I'm not sure the best possible way. But I'm assuming you are talking about
rust on the body, and not like corrosion on the battery terminals?
I'm not sure the best way, b/c if you sand it down you will have to repaint that spot and idk wut that will do to the paint around it, or the way it looks.
I'm not a body/paint guy, so I'm sure someone on here is.
Thanks for answering, yep, the corrosion is on the body near the windshield.
Too small to go to the dealer because they will charge an arm and a leg and serious enough to get it done soon, otherwise, the corrosion will become unmanageable
Yeah, around a window would be a good place to stop the rust. I'm not too sure, but my brother is good with this kind of stuff. He worked part time for a custom paint shop (mainly choppers) for a while. I'll ask him what he would do in the next few days and let you know.
How do the people in the restoration business refurbish and remove corrosion?
There must be industrial chemicals available for corrosion removal and inhibition? Is it better to sand or use chemicals to remove corrosion?
So many questions
If you're in the business of restoring cars, you probably would want to do
it the right way, which would be to replace the whole panel. I've seen
people just cut out the piece of metal that was rusted and weld in a new
piece. Thats a lot of work though, to make everything look smooth with a
new piece of metal on there.
I've never heard of using chemicals to remove rust, so maybe you're talking about some other kind of corrosion. The cheap way is to take a grinder and grind off the rust, and then just repaint that spot. That will look better than it did before, but still not very good overall.
I'm certainly no body expert, but I don't see anyone else who's very knowledgable chiming in. My advice: if you want a real good job done, bring it to the body shop. People can do a nice job themselves if they are experienced, but you don't seem to know much more than me about the subject.
If you sanded it down, primed it, and used some touch up paint to cover it, it will probably look different than your original color still. It could mess up your paint around it too. It would be best to take it to a body shop, especially since it is right around your window.
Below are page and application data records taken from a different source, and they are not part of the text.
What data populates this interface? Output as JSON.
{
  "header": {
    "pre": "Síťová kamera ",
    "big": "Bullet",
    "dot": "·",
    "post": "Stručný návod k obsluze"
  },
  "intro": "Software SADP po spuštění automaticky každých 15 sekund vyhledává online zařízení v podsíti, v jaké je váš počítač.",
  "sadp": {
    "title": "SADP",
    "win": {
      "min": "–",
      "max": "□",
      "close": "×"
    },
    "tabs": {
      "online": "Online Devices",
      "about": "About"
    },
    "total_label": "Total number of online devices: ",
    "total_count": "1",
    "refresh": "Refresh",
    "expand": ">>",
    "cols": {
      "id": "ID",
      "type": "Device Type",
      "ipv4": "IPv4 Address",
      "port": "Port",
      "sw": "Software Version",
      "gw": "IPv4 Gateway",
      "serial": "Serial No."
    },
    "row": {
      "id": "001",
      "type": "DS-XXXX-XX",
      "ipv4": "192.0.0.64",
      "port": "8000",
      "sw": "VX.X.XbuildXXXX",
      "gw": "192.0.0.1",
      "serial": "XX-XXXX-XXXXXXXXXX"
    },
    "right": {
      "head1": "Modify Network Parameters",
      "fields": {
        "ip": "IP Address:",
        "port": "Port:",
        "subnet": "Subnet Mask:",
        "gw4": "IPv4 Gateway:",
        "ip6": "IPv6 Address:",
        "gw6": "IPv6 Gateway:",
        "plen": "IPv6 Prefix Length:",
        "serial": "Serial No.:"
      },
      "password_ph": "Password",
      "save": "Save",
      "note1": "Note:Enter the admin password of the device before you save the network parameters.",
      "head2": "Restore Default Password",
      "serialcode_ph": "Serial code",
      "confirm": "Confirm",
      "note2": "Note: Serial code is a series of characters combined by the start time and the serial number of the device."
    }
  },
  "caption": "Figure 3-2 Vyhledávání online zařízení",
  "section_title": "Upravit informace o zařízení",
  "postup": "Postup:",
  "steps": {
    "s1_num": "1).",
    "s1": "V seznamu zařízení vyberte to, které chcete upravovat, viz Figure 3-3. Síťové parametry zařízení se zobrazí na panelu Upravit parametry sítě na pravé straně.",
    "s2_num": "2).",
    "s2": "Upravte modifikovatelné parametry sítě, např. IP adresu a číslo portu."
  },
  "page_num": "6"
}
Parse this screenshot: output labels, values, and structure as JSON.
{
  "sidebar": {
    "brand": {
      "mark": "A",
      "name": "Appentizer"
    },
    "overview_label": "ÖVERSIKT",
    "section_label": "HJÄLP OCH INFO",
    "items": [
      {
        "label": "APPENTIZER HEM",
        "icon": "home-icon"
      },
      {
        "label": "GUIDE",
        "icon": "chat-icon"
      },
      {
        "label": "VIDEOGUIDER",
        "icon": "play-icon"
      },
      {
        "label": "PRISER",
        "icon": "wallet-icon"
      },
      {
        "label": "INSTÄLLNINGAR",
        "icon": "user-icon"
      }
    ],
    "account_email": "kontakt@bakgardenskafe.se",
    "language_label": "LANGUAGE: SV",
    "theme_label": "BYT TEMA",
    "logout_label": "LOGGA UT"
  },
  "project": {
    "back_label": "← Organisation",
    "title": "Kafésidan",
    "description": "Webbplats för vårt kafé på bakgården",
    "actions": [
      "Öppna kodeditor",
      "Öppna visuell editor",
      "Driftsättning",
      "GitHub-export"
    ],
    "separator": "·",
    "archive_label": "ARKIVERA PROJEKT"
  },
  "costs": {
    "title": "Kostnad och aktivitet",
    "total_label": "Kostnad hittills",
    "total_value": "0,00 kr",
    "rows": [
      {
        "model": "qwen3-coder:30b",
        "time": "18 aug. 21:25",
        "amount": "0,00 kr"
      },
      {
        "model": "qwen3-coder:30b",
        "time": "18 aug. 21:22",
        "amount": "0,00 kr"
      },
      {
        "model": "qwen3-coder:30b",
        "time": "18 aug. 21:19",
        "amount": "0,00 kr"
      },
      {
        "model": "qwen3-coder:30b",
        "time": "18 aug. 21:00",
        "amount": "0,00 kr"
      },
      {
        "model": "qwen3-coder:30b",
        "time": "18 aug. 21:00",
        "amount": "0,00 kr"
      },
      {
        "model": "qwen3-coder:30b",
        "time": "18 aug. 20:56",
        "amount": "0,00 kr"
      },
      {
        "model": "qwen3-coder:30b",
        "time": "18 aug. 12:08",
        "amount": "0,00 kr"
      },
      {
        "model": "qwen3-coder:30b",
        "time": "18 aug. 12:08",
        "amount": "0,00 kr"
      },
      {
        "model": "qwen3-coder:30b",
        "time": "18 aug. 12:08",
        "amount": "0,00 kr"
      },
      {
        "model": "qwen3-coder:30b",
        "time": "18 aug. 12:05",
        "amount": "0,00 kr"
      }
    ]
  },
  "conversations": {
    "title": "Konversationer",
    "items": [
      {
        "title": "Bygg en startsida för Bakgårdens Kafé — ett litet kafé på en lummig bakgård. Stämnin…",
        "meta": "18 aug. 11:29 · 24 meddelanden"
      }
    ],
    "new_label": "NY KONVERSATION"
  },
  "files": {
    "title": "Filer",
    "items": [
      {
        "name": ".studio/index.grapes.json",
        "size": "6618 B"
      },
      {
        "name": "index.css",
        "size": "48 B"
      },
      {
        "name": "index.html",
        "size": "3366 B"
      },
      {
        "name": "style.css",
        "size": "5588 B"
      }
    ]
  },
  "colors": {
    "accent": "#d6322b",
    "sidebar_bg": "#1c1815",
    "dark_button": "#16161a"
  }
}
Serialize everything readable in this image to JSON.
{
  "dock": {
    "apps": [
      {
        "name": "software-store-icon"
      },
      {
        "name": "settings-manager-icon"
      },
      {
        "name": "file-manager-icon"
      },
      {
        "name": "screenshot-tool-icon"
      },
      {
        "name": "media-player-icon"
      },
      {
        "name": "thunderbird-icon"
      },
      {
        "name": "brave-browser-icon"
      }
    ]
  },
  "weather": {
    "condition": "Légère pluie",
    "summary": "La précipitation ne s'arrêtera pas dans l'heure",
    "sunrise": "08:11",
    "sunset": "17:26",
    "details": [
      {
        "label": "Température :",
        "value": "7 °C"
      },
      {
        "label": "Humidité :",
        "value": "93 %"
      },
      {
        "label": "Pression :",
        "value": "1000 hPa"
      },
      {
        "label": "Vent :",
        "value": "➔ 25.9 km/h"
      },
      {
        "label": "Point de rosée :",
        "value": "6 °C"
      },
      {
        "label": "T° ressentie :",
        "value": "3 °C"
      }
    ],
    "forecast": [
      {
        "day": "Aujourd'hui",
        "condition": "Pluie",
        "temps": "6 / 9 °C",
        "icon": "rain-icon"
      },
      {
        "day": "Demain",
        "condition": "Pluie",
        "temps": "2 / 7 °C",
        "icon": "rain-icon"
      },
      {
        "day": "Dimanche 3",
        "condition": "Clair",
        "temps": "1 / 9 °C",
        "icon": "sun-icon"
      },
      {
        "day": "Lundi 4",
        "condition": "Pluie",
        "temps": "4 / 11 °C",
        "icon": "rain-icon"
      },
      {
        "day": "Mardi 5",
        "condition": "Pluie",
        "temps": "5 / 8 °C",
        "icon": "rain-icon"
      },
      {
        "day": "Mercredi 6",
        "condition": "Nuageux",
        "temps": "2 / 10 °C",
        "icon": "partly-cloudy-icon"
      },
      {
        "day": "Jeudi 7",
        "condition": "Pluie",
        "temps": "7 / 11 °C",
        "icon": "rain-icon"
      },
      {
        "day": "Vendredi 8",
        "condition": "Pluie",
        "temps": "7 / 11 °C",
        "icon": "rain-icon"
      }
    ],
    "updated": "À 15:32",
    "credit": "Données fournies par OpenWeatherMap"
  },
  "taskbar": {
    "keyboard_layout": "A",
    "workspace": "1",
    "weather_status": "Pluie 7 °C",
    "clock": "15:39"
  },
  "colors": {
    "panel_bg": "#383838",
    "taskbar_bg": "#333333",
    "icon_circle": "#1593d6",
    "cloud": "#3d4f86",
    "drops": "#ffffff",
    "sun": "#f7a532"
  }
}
You don't want to have a leak.
I have attached a picture referencing the fact that this product removes corrosion from cars allowing you to paint afterwards.
Hi to Everyone!
Am I whistling up the wrong tree by posting the corrosion removing chemical or am I behind the times and this is a normal procedure